§ **Task goal**:
An unaltered copy of every line below is the expected output.

§ **Data excerpts**:
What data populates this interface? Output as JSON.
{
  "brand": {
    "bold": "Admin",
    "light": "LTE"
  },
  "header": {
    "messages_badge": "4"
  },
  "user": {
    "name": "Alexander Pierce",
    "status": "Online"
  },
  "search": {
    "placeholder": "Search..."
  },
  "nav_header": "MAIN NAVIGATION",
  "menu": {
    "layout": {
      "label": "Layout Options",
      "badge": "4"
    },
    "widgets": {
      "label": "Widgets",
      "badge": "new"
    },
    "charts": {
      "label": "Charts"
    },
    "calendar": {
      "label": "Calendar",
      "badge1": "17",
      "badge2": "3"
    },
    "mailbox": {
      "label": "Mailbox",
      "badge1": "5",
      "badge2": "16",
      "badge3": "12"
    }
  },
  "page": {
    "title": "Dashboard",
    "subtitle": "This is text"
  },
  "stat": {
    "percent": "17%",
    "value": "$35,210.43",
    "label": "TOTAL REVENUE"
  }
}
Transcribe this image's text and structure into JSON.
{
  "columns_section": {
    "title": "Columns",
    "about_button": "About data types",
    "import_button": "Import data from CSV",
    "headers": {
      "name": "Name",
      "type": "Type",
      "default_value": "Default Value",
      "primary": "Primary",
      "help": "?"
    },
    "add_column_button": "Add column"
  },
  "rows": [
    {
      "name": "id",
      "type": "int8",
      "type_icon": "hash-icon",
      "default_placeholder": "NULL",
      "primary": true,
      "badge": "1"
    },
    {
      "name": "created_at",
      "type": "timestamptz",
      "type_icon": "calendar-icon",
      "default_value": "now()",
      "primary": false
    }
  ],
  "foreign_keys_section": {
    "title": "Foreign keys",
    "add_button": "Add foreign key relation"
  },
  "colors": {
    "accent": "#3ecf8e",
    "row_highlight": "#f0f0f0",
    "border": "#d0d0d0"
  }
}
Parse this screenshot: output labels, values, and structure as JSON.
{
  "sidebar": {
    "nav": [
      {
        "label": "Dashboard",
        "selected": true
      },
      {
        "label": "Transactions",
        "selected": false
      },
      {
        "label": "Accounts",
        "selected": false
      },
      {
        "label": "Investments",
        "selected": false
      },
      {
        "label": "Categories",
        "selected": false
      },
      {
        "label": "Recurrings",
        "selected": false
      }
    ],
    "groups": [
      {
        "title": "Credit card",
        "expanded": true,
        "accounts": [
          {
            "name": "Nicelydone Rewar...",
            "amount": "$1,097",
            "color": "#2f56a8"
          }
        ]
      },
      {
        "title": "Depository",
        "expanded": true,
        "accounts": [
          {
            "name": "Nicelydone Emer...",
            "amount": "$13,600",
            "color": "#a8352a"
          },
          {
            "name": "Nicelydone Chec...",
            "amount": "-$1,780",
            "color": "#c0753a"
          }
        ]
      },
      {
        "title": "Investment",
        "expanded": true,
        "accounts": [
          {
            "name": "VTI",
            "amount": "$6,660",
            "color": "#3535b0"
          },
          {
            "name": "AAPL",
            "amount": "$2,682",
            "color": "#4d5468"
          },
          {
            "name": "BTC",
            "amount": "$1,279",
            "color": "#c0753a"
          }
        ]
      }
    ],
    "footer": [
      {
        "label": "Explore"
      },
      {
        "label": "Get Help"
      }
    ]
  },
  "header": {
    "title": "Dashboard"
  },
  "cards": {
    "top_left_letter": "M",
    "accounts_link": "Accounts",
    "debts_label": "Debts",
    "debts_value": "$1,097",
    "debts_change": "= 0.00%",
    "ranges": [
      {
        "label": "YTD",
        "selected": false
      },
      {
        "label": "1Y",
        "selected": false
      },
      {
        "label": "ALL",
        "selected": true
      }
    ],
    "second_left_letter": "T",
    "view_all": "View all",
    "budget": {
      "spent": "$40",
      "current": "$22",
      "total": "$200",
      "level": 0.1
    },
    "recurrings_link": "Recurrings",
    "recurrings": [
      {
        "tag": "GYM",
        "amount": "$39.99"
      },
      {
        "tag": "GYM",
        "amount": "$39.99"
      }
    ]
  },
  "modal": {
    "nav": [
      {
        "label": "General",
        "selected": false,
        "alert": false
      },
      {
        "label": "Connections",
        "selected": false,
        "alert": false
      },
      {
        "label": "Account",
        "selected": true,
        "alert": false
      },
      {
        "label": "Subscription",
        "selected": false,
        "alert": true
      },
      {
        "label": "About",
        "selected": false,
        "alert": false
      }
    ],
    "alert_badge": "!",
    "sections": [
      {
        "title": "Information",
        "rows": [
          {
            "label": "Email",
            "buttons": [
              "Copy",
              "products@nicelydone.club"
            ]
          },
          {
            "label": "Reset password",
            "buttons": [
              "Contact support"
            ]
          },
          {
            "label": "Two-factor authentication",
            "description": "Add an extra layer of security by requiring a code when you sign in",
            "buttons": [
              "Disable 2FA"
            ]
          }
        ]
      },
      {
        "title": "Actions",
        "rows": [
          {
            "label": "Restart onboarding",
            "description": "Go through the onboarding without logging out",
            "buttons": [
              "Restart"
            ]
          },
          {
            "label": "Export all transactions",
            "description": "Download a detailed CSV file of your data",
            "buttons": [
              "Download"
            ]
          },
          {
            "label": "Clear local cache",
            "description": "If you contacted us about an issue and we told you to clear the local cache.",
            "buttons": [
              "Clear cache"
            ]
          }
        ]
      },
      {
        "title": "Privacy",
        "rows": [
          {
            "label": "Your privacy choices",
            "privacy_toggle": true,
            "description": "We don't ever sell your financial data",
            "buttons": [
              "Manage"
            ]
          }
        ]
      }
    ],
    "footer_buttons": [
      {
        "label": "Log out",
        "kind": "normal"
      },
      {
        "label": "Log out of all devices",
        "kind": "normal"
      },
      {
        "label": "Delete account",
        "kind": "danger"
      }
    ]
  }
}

§ **Finished task**:
What data populates this interface? Output as JSON.
{
  "brand": {
    "bold": "Admin",
    "light": "LTE"
  },
  "header": {
    "messages_badge": "4"
  },
  "user": {
    "name": "Alexander Pierce",
    "status": "Online"
  },
  "search": {
    "placeholder": "Search..."
  },
  "nav_header": "MAIN NAVIGATION",
  "menu": {
    "layout": {
      "label": "Layout Options",
      "badge": "4"
    },
    "widgets": {
      "label": "Widgets",
      "badge": "new"
    },
    "charts": {
      "label": "Charts"
    },
    "calendar": {
      "label": "Calendar",
      "badge1": "17",
      "badge2": "3"
    },
    "mailbox": {
      "label": "Mailbox",
      "badge1": "5",
      "badge2": "16",
      "badge3": "12"
    }
  },
  "page": {
    "title": "Dashboard",
    "subtitle": "This is text"
  },
  "stat": {
    "percent": "17%",
    "value": "$35,210.43",
    "label": "TOTAL REVENUE"
  }
}
Transcribe this image's text and structure into JSON.
{
  "columns_section": {
    "title": "Columns",
    "about_button": "About data types",
    "import_button": "Import data from CSV",
    "headers": {
      "name": "Name",
      "type": "Type",
      "default_value": "Default Value",
      "primary": "Primary",
      "help": "?"
    },
    "add_column_button": "Add column"
  },
  "rows": [
    {
      "name": "id",
      "type": "int8",
      "type_icon": "hash-icon",
      "default_placeholder": "NULL",
      "primary": true,
      "badge": "1"
    },
    {
      "name": "created_at",
      "type": "timestamptz",
      "type_icon": "calendar-icon",
      "default_value": "now()",
      "primary": false
    }
  ],
  "foreign_keys_section": {
    "title": "Foreign keys",
    "add_button": "Add foreign key relation"
  },
  "colors": {
    "accent": "#3ecf8e",
    "row_highlight": "#f0f0f0",
    "border": "#d0d0d0"
  }
}
Parse this screenshot: output labels, values, and structure as JSON.
{
  "sidebar": {
    "nav": [
      {
        "label": "Dashboard",
        "selected": true
      },
      {
        "label": "Transactions",
        "selected": false
      },
      {
        "label": "Accounts",
        "selected": false
      },
      {
        "label": "Investments",
        "selected": false
      },
      {
        "label": "Categories",
        "selected": false
      },
      {
        "label": "Recurrings",
        "selected": false
      }
    ],
    "groups": [
      {
        "title": "Credit card",
        "expanded": true,
        "accounts": [
          {
            "name": "Nicelydone Rewar...",
            "amount": "$1,097",
            "color": "#2f56a8"
          }
        ]
      },
      {
        "title": "Depository",
        "expanded": true,
        "accounts": [
          {
            "name": "Nicelydone Emer...",
            "amount": "$13,600",
            "color": "#a8352a"
          },
          {
            "name": "Nicelydone Chec...",
            "amount": "-$1,780",
            "color": "#c0753a"
          }
        ]
      },
      {
        "title": "Investment",
        "expanded": true,
        "accounts": [
          {
            "name": "VTI",
            "amount": "$6,660",
            "color": "#3535b0"
          },
          {
            "name": "AAPL",
            "amount": "$2,682",
            "color": "#4d5468"
          },
          {
            "name": "BTC",
            "amount": "$1,279",
            "color": "#c0753a"
          }
        ]
      }
    ],
    "footer": [
      {
        "label": "Explore"
      },
      {
        "label": "Get Help"
      }
    ]
  },
  "header": {
    "title": "Dashboard"
  },
  "cards": {
    "top_left_letter": "M",
    "accounts_link": "Accounts",
    "debts_label": "Debts",
    "debts_value": "$1,097",
    "debts_change": "= 0.00%",
    "ranges": [
      {
        "label": "YTD",
        "selected": false
      },
      {
        "label": "1Y",
        "selected": false
      },
      {
        "label": "ALL",
        "selected": true
      }
    ],
    "second_left_letter": "T",
    "view_all": "View all",
    "budget": {
      "spent": "$40",
      "current": "$22",
      "total": "$200",
      "level": 0.1
    },
    "recurrings_link": "Recurrings",
    "recurrings": [
      {
        "tag": "GYM",
        "amount": "$39.99"
      },
      {
        "tag": "GYM",
        "amount": "$39.99"
      }
    ]
  },
  "modal": {
    "nav": [
      {
        "label": "General",
        "selected": false,
        "alert": false
      },
      {
        "label": "Connections",
        "selected": false,
        "alert": false
      },
      {
        "label": "Account",
        "selected": true,
        "alert": false
      },
      {
        "label": "Subscription",
        "selected": false,
        "alert": true
      },
      {
        "label": "About",
        "selected": false,
        "alert": false
      }
    ],
    "alert_badge": "!",
    "sections": [
      {
        "title": "Information",
        "rows": [
          {
            "label": "Email",
            "buttons": [
              "Copy",
              "products@nicelydone.club"
            ]
          },
          {
            "label": "Reset password",
            "buttons": [
              "Contact support"
            ]
          },
          {
            "label": "Two-factor authentication",
            "description": "Add an extra layer of security by requiring a code when you sign in",
            "buttons": [
              "Disable 2FA"
            ]
          }
        ]
      },
      {
        "title": "Actions",
        "rows": [
          {
            "label": "Restart onboarding",
            "description": "Go through the onboarding without logging out",
            "buttons": [
              "Restart"
            ]
          },
          {
            "label": "Export all transactions",
            "description": "Download a detailed CSV file of your data",
            "buttons": [
              "Download"
            ]
          },
          {
            "label": "Clear local cache",
            "description": "If you contacted us about an issue and we told you to clear the local cache.",
            "buttons": [
              "Clear cache"
            ]
          }
        ]
      },
      {
        "title": "Privacy",
        "rows": [
          {
            "label": "Your privacy choices",
            "privacy_toggle": true,
            "description": "We don't ever sell your financial data",
            "buttons": [
              "Manage"
            ]
          }
        ]
      }
    ],
    "footer_buttons": [
      {
        "label": "Log out",
        "kind": "normal"
      },
      {
        "label": "Log out of all devices",
        "kind": "normal"
      },
      {
        "label": "Delete account",
        "kind": "danger"
      }
    ]
  }
}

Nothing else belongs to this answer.